A Legal Firm in The United Kingdom Is Seeking A Judicial Review of The Government's Hotel Quarantine Laws
On Monday, the UK legal firm PGMBM filed a lawsuit against the government over the government's Hotel Quarantine Policy, which requires returners from "red list" nations to quarantine for 11 days in a hotel to prevent the spread of COVID-19.
PGMBM believes that such a regulation violates fundamental human rights, and that the government should suspend hotel quarantine rules for those who have been twice vaccinated. According to the London firm, the exception under English law for "deprivations of liberty to prevent the spread of contagious illnesses" was disproportionate to the government's activities and fell outside the provisions' scope. Ireland and Norway are two countries that have made similar adjustments.

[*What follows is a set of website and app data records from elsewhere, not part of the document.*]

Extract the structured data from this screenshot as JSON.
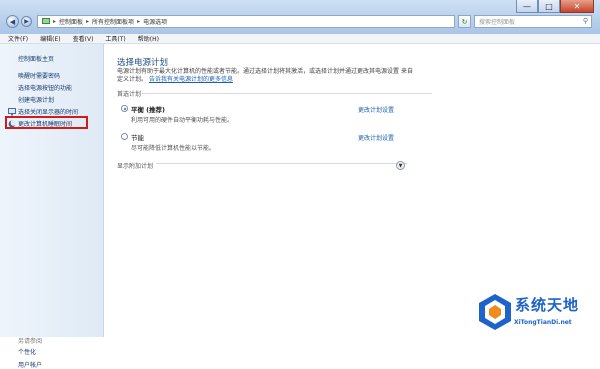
{
  "window": {
    "min_label": "—",
    "max_label": "□",
    "close_label": "✕"
  },
  "address": {
    "back_icon": "back-arrow-icon",
    "forward_icon": "forward-arrow-icon",
    "crumbs": [
      "控制面板",
      "所有控制面板项",
      "电源选项"
    ]
  },
  "search": {
    "placeholder": "搜索控制面板"
  },
  "menu": [
    "文件(F)",
    "编辑(E)",
    "查看(V)",
    "工具(T)",
    "帮助(H)"
  ],
  "sidebar": {
    "home": "控制面板主页",
    "links": [
      "唤醒时需要密码",
      "选择电源按钮的功能",
      "创建电源计划",
      "选择关闭显示器的时间",
      "更改计算机睡眠时间"
    ],
    "see_also": "另请参阅",
    "bottom_links": [
      "个性化",
      "用户帐户"
    ]
  },
  "main": {
    "title": "选择电源计划",
    "desc_1": "电源计划有助于最大化计算机的性能或者节能。通过选择计划将其激活，或选择计划并通过更改其电源设置",
    "desc_2": "来自定义计划。",
    "desc_link": "告诉我有关电源计划的更多信息",
    "group_label": "首选计划",
    "plans": [
      {
        "name": "平衡",
        "tag": "(推荐)",
        "description": "利用可用的硬件自动平衡功耗与性能。",
        "link": "更改计划设置",
        "selected": true
      },
      {
        "name": "节能",
        "tag": "",
        "description": "尽可能降低计算机性能以节能。",
        "link": "更改计划设置",
        "selected": false
      }
    ],
    "show_more": "显示附加计划"
  },
  "watermark": {
    "brand": "系统天地",
    "domain": "XiTongTianDi.net"
  },
  "colors": {
    "accent": "#1e4f8c",
    "link": "#1a5fb4",
    "highlight": "#d21c1c",
    "brand": "#1d63c9"
  }
}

Countries like Kenya and Thailand are on the "red list," which need hotel quarantine. If the court case is successful, the Hotel Quarantine Policy for double-vaccinated tourists might be repealed, and damages to vaccinated people who were subjected to hotel quarantine costs could be compensated.

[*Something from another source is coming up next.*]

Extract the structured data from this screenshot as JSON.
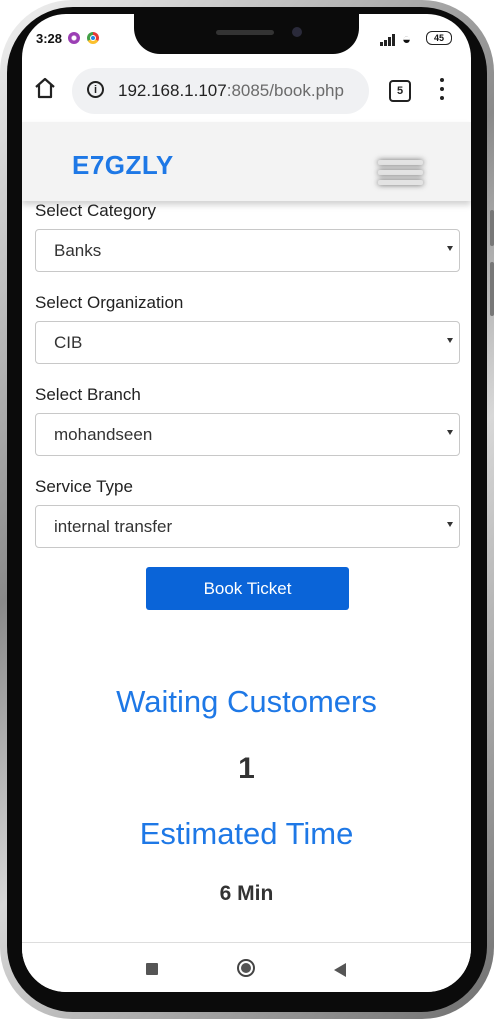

In May, PGMBM filed a lawsuit seeking judicial review of the financial consequences of hotel quarantining. As a result of this, the government altered its policy to allow passengers to pay in monthly instalments to cater for financial difficulties. The administration, according to the government, has rejected the court review sought on these grounds to stop hotel quarantine.